=== ACTIVITY ===
Search each line below for "selected", then return the lines where it appears.

=== PROVIDED DATA ===
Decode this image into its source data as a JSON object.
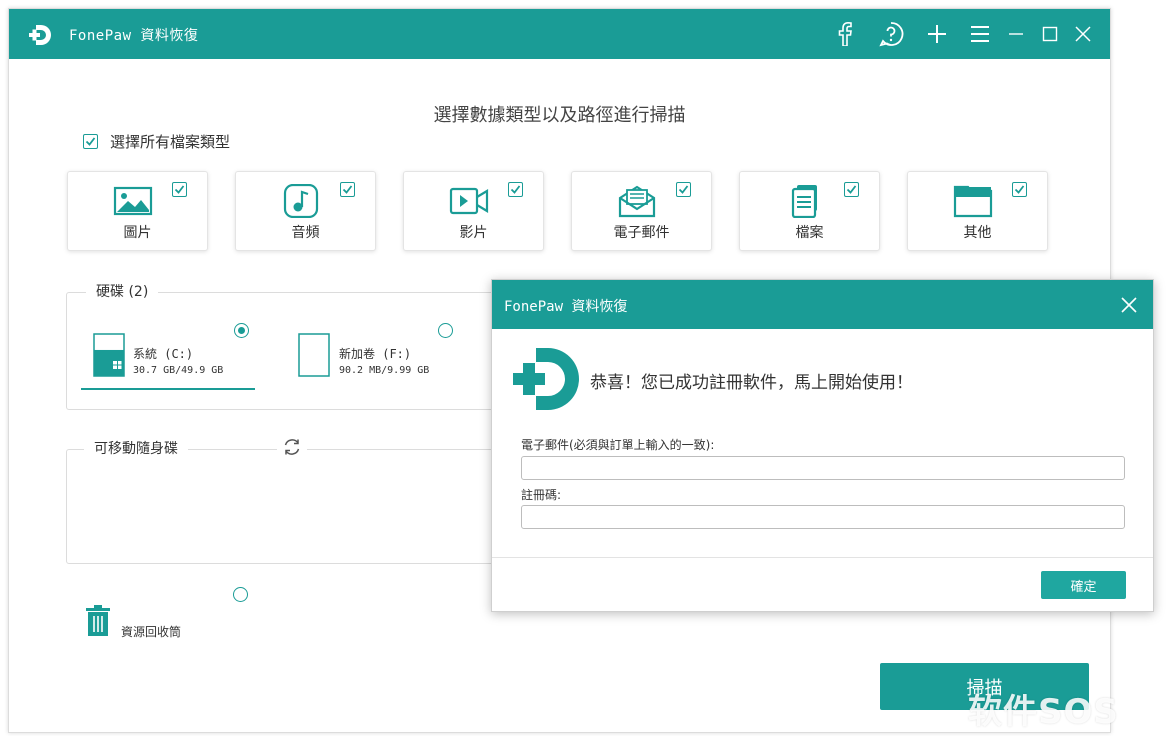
{
  "app": {
    "title": "FonePaw 資料恢復"
  },
  "titlebar_icons": [
    "facebook-icon",
    "help-icon",
    "plus-icon",
    "menu-icon",
    "minimize-icon",
    "maximize-icon",
    "close-icon"
  ],
  "colors": {
    "accent": "#1a9c96",
    "button": "#1fa7a0"
  },
  "main": {
    "heading": "選擇數據類型以及路徑進行掃描",
    "select_all_label": "選擇所有檔案類型",
    "select_all_checked": true,
    "file_types": [
      {
        "label": "圖片",
        "icon": "image-icon",
        "checked": true
      },
      {
        "label": "音頻",
        "icon": "audio-icon",
        "checked": true
      },
      {
        "label": "影片",
        "icon": "video-icon",
        "checked": true
      },
      {
        "label": "電子郵件",
        "icon": "email-icon",
        "checked": true
      },
      {
        "label": "檔案",
        "icon": "document-icon",
        "checked": true
      },
      {
        "label": "其他",
        "icon": "folder-icon",
        "checked": true
      }
    ],
    "hard_disk_group": {
      "label": "硬碟 (2)",
      "drives": [
        {
          "name": "系統 (C:)",
          "size": "30.7 GB/49.9 GB",
          "selected": true,
          "usage_fraction": 0.62
        },
        {
          "name": "新加卷 (F:)",
          "size": "90.2 MB/9.99 GB",
          "selected": false,
          "usage_fraction": 0.01
        }
      ]
    },
    "removable_group": {
      "label": "可移動隨身碟"
    },
    "recycle_bin": {
      "label": "資源回收筒",
      "selected": false
    },
    "scan_button": "掃描"
  },
  "dialog": {
    "title": "FonePaw 資料恢復",
    "message": "恭喜！您已成功註冊軟件，馬上開始使用！",
    "email_label": "電子郵件(必須與訂單上輸入的一致):",
    "email_value": "",
    "code_label": "註冊碼:",
    "code_value": "",
    "ok_button": "確定"
  },
  "watermark": "软件SOS"
}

=== OUTPUT FOR THIS TASK ===
          "selected": true,
          "selected": false,
      "selected": false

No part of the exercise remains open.